The Forum has been working closely with the Swiss embassy and IGAD since early-2013 to help IGAD establish a practitioners’ network within the region that would support joint activities and mutual learning among the countries within IGAD. Over 2013-2014 the Forum played a supporting role in getting this nascent idea off the ground, often on a rather ad hoc basis with an eye toward developing a permanent network in which the Forum would play a technical support role to IGAD. It was decided during various meetings over 2014 that there would be a one year “interim period” leading up to the finalization of a recommended business plan for establishing the permanent network under IGAD, including a long-term programming strategy. This idea of such a network is part of IGAD’s strategy that sees the strengthening of federal-decentralized governance in the IGAD member countries as a means for improving governance and thereby the underlying stability of this war-torn region.
Countries that benefited from this project include: Sudan, South Sudan, Kenya, Ethiopia, and Somalia.
The Forum is implementing a project South Sudan Decentralization Support Program.

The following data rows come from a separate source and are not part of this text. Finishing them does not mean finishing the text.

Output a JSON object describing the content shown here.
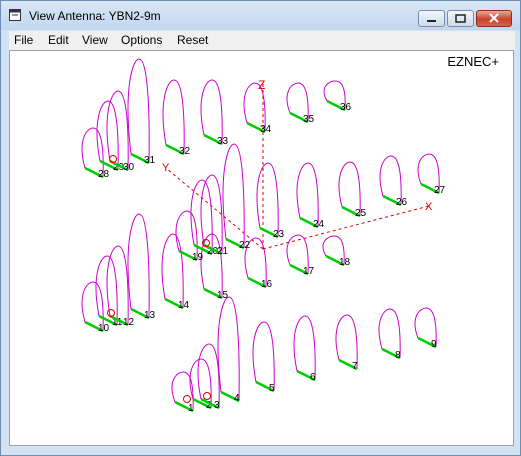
{
  "window": {
    "title": "View Antenna: YBN2-9m"
  },
  "menu": [
    "File",
    "Edit",
    "View",
    "Options",
    "Reset"
  ],
  "canvas": {
    "brand": "EZNEC+",
    "axis_labels": {
      "z": "Z",
      "y": "Y",
      "x": "X"
    },
    "element_numbers": [
      "1",
      "2",
      "3",
      "4",
      "5",
      "6",
      "7",
      "8",
      "9",
      "10",
      "11",
      "12",
      "13",
      "14",
      "15",
      "16",
      "17",
      "18",
      "19",
      "20",
      "21",
      "22",
      "23",
      "24",
      "25",
      "26",
      "27",
      "28",
      "29",
      "30",
      "31",
      "32",
      "33",
      "34",
      "35",
      "36"
    ],
    "colors": {
      "pattern": "#cc00cc",
      "element": "#00cc00",
      "axis": "#dd0000"
    }
  }
}
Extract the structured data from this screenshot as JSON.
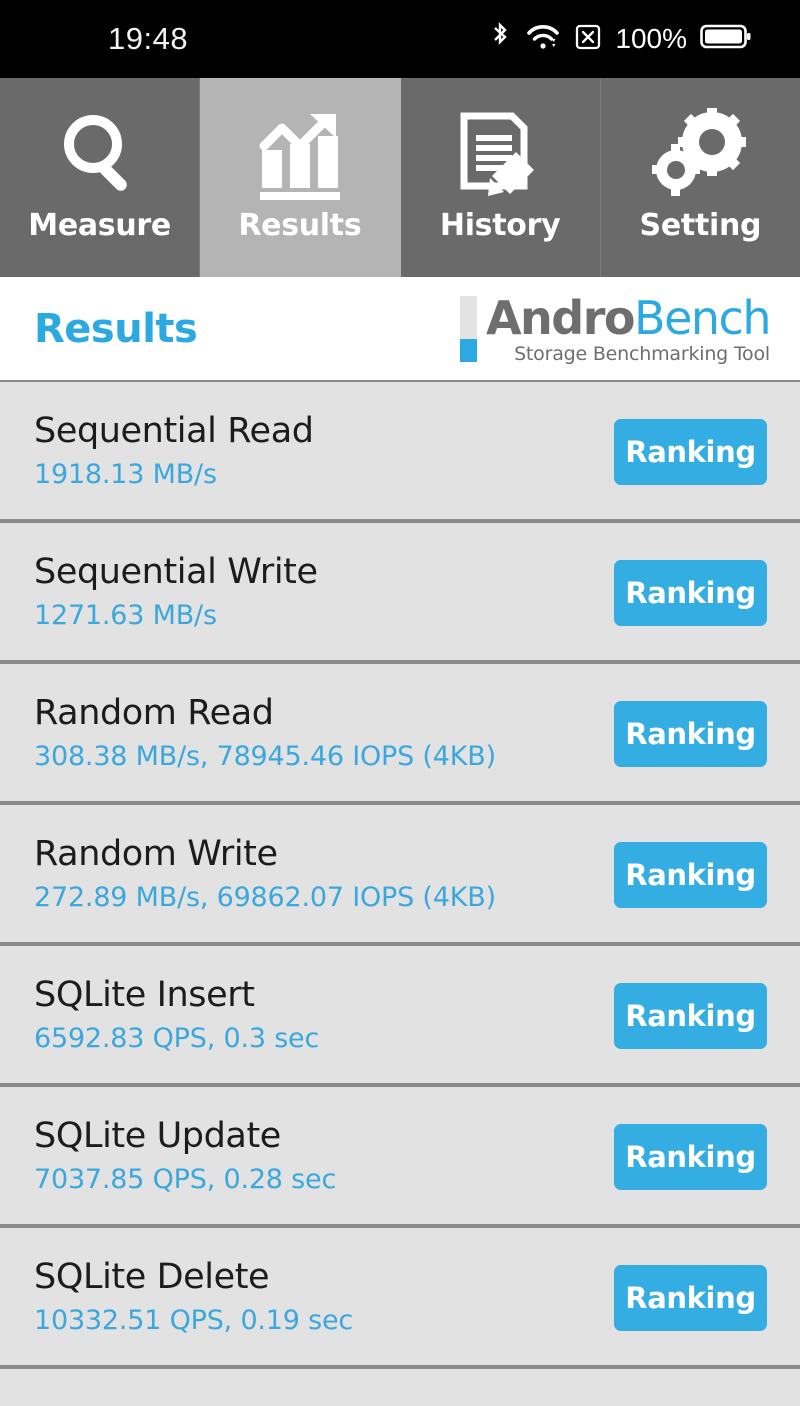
{
  "statusbar": {
    "time": "19:48",
    "battery_percent": "100%",
    "icons": [
      "bluetooth-icon",
      "wifi-icon",
      "sim-card-off-icon",
      "battery-icon"
    ]
  },
  "tabs": [
    {
      "label": "Measure",
      "icon": "magnifier-icon",
      "active": false
    },
    {
      "label": "Results",
      "icon": "bar-chart-trend-icon",
      "active": true
    },
    {
      "label": "History",
      "icon": "document-pencil-icon",
      "active": false
    },
    {
      "label": "Setting",
      "icon": "gears-icon",
      "active": false
    }
  ],
  "header": {
    "title": "Results",
    "logo_primary": "Andro",
    "logo_secondary": "Bench",
    "logo_subtitle": "Storage Benchmarking Tool"
  },
  "results": [
    {
      "name": "Sequential Read",
      "value": "1918.13 MB/s",
      "button": "Ranking"
    },
    {
      "name": "Sequential Write",
      "value": "1271.63 MB/s",
      "button": "Ranking"
    },
    {
      "name": "Random Read",
      "value": "308.38 MB/s, 78945.46 IOPS (4KB)",
      "button": "Ranking"
    },
    {
      "name": "Random Write",
      "value": "272.89 MB/s, 69862.07 IOPS (4KB)",
      "button": "Ranking"
    },
    {
      "name": "SQLite Insert",
      "value": "6592.83 QPS, 0.3 sec",
      "button": "Ranking"
    },
    {
      "name": "SQLite Update",
      "value": "7037.85 QPS, 0.28 sec",
      "button": "Ranking"
    },
    {
      "name": "SQLite Delete",
      "value": "10332.51 QPS, 0.19 sec",
      "button": "Ranking"
    }
  ],
  "colors": {
    "accent_blue": "#2ba9e0",
    "button_blue": "#33ade2",
    "value_blue": "#3aa8dd",
    "tab_inactive": "#6a6a6a",
    "tab_active": "#b4b4b4",
    "list_bg": "#e2e2e2",
    "logo_gray": "#6e6e6e"
  }
}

The Republic of South Sudan emerged as an independent nation in July 2011 as the culmination of the six-year Comprehensive Peace Agreement (CPA). For most of the previous five decades, South Sudan was in a state of civil war with various regimes in Khartoum. The only exception was the period of the Addis Ababa Peace Agreement of 1972, which also provided South Sudan with significant autonomy but was abrogated by the military government of General Numeri in 1983. Federal-type wealth and power sharing arrangements were cornerstones of the CPA itself, as well as of the subsequent Interim National Constitution and the Interim Constitution for Southern Sudan. The latter, with slight temporary modifications, forms the main basis for the current Transitional Constitution adopted by the Legislative Assembly at the time of Independence in July 2011. Options for federal or other devolved governance arrangements were among the most heated debates during deliberations in the lead up to adopting the Transitional Constitution.

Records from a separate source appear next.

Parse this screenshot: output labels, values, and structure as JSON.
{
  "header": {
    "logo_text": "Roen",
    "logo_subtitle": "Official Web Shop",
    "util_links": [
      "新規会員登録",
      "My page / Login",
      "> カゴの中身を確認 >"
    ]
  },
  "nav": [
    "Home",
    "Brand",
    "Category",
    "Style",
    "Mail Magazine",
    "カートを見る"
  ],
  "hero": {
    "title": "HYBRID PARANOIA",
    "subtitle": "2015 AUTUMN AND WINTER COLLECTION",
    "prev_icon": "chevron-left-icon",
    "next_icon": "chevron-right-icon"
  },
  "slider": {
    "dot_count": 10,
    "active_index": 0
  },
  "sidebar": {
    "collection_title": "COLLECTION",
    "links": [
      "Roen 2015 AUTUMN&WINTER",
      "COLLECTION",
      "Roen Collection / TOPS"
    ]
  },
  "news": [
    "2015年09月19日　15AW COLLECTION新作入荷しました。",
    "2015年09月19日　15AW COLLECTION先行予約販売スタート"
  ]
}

South Sudan shares classic characteristics of nations that have chosen federal constitutional arrangements: it is very large geographically and it is ethnically very diverse including a few major ethnic groups with some history of deep antagonism and divergent views of the best model for national governance. In particular, different groups, to some extent along ethnic lines, disagree about how to balance the need for “shared rule” through strong central government institutions with the need to recognize the aspirations of different groups for their own “self rule” by having certain powers devolved to regional/state governments. In addition to the question of defining the national vision there are also more technocratic issues of designing a system that will help guarantee fiscal efficiency and accountability, as well as generate the potential benefits, and mitigate the risks, of decentralized service delivery.

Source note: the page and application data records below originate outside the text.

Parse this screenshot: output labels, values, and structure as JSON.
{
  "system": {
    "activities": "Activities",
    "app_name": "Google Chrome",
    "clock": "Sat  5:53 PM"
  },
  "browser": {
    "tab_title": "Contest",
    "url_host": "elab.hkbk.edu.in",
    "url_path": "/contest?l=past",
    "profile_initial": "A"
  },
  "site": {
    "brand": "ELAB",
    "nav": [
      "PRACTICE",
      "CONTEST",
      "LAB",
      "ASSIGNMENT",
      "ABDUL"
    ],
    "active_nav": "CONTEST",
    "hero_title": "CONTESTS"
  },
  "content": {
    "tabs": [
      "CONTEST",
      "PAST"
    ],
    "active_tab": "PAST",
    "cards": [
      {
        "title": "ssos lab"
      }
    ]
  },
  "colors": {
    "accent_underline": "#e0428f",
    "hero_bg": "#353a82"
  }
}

The Forum of Federations works towards building increased capacity of influential actors involved in all future stages of the constitution making process in South Sudan, as well as increased capacity of the key figures from civil society, media and political parties and other key sectors to lead a process of dialogue and debate over federal-devolved governance issues and their constituents to provide well-informed, more inclusive input into the constitution making process in South Sudan. The Forum will provide training and produce Technical Papers on specially-identified constitutional issues related to devolution/federal governance. It will also produce public awareness materials for leaders from civil society, media, political parties and other key, influential stakeholders will also be trained on issues of federal and devolved governance.
The Forum South Sudan project is funded by the Global Peace and Security Fund (GPSF) of the Canadian Department of Foreign Affairs and International Trade.